(DATA Opens)

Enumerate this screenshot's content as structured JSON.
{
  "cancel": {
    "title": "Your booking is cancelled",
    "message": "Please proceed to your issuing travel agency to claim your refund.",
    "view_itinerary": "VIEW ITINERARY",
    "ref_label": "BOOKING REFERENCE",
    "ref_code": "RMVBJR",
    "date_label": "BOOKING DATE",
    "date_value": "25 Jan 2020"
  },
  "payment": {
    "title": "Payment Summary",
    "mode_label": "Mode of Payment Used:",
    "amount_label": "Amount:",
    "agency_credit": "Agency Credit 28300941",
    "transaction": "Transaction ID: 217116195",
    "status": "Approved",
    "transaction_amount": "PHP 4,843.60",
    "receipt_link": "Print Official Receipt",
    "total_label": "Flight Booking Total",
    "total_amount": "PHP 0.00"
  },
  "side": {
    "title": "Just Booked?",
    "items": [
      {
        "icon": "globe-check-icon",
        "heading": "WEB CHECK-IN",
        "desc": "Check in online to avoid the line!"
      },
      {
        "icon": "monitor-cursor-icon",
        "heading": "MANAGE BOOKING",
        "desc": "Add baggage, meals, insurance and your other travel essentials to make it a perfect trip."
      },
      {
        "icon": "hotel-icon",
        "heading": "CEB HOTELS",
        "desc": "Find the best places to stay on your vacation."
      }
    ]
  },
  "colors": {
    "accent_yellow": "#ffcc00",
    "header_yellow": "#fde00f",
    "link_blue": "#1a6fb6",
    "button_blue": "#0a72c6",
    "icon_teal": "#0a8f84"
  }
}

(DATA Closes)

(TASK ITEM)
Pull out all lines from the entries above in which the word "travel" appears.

(SOLVED PROBLEM)
    "message": "Please proceed to your issuing travel agency to claim your refund.",
        "desc": "Add baggage, meals, insurance and your other travel essentials to make it a perfect trip."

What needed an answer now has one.